## EXERCISE
Scan the lines below; pull out those with "организации".

## PROVIDED RECORDS
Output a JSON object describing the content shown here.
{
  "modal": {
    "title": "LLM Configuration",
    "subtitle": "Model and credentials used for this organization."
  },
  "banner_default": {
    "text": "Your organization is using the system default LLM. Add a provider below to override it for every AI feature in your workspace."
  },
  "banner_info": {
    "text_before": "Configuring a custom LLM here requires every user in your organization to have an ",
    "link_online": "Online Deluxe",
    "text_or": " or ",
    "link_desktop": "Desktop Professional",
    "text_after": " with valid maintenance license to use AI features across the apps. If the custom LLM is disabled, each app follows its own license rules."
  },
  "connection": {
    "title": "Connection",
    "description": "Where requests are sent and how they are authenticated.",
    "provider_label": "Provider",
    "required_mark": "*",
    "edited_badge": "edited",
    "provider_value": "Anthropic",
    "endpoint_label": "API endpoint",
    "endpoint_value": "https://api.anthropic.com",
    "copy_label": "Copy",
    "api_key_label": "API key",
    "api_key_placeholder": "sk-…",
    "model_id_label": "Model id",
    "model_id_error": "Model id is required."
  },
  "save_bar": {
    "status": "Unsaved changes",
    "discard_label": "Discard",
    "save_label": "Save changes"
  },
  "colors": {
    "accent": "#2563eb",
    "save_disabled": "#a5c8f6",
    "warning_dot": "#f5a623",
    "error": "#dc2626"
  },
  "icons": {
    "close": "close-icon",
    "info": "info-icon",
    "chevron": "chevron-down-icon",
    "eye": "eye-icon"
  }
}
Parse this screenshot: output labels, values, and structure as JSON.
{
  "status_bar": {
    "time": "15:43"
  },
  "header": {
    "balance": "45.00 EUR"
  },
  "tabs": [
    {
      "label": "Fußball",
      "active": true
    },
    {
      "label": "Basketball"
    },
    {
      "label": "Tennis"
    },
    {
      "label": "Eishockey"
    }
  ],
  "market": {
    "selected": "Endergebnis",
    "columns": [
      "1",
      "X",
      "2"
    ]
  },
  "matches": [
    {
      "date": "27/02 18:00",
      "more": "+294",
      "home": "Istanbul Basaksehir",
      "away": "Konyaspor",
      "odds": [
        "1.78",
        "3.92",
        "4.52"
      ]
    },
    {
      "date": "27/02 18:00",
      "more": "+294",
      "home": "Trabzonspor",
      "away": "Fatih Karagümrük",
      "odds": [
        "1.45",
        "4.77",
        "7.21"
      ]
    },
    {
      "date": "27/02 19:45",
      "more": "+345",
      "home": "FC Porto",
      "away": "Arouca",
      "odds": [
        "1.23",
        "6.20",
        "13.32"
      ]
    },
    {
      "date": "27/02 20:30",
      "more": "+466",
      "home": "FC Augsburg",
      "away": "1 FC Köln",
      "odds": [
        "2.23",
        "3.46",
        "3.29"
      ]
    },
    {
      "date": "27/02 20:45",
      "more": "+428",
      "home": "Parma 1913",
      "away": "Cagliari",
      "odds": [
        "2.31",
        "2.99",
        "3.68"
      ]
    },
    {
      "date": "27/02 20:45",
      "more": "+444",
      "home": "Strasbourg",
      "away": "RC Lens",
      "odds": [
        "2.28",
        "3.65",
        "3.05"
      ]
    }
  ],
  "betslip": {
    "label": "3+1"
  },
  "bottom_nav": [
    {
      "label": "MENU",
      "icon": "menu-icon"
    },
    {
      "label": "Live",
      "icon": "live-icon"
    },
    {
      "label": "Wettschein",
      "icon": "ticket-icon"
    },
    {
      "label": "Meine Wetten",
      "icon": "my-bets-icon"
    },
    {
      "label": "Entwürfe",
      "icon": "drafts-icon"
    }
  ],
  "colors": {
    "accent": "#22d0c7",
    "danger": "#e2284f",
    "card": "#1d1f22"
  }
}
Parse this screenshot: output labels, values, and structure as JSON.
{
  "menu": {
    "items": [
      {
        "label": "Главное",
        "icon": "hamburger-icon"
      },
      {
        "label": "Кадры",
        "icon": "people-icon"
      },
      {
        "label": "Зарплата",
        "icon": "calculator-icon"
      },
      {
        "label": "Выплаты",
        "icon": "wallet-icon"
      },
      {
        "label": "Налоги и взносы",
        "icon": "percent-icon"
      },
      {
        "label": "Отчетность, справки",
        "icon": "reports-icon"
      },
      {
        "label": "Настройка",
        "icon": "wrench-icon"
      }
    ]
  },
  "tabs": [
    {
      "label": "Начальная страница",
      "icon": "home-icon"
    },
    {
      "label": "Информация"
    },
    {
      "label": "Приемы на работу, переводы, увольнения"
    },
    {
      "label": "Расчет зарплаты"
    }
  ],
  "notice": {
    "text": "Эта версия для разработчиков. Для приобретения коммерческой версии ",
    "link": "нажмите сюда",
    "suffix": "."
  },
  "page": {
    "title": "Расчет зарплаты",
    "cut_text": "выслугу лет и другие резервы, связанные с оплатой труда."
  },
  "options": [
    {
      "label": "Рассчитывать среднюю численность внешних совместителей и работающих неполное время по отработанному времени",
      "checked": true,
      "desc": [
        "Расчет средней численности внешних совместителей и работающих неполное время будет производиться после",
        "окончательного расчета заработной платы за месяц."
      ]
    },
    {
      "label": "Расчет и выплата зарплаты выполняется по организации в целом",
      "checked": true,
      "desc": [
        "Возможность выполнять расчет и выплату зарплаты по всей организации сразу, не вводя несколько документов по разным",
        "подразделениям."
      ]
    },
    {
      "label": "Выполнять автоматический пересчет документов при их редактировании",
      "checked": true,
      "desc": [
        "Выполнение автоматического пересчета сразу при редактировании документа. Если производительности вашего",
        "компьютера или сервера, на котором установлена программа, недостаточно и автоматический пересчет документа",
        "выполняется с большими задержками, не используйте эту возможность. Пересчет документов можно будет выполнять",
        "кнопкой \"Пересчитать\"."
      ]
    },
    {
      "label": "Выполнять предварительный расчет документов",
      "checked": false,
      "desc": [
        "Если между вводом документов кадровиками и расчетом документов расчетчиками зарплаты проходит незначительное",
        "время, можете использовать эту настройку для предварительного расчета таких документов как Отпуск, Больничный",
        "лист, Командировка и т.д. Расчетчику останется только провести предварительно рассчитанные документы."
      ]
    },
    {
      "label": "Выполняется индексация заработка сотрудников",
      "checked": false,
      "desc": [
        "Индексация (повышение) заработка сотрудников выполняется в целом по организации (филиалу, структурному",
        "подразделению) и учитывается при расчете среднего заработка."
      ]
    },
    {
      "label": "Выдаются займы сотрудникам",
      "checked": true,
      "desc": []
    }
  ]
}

## ANSWER SECTION
      "label": "Расчет и выплата зарплаты выполняется по организации в целом",
        "Возможность выполнять расчет и выплату зарплаты по всей организации сразу, не вводя несколько документов по разным",
        "Индексация (повышение) заработка сотрудников выполняется в целом по организации (филиалу, структурному",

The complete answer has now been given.